**ABOUT THIS EXERCISE:**
Work out how many lines below contain the word "text". Only the number is wanted.

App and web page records
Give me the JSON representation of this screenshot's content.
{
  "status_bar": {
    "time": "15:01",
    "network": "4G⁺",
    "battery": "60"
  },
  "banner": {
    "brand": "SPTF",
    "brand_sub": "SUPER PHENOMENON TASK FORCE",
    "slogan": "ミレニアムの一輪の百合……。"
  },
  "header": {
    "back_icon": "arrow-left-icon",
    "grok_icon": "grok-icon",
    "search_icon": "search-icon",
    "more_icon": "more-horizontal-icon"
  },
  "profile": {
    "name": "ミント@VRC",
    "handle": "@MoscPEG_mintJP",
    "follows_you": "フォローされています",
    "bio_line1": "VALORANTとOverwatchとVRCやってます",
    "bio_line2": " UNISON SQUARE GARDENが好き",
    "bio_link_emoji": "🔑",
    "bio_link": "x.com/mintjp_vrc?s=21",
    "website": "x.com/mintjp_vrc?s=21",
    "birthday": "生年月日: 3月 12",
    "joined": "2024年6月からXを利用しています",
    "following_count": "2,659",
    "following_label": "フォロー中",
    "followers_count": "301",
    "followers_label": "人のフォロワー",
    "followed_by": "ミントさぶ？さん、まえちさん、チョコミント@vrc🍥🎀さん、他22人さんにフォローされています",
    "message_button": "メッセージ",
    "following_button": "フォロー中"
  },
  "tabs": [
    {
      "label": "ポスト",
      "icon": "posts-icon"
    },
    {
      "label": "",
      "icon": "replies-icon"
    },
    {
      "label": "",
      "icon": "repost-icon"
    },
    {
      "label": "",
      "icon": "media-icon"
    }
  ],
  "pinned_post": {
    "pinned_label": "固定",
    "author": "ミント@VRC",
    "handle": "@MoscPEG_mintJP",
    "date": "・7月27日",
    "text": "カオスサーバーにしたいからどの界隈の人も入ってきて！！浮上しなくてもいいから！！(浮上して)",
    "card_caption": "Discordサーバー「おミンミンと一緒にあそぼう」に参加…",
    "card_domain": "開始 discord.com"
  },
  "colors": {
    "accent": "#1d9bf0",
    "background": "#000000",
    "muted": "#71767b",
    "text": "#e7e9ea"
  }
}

**WRITTEN ANSWER:**
2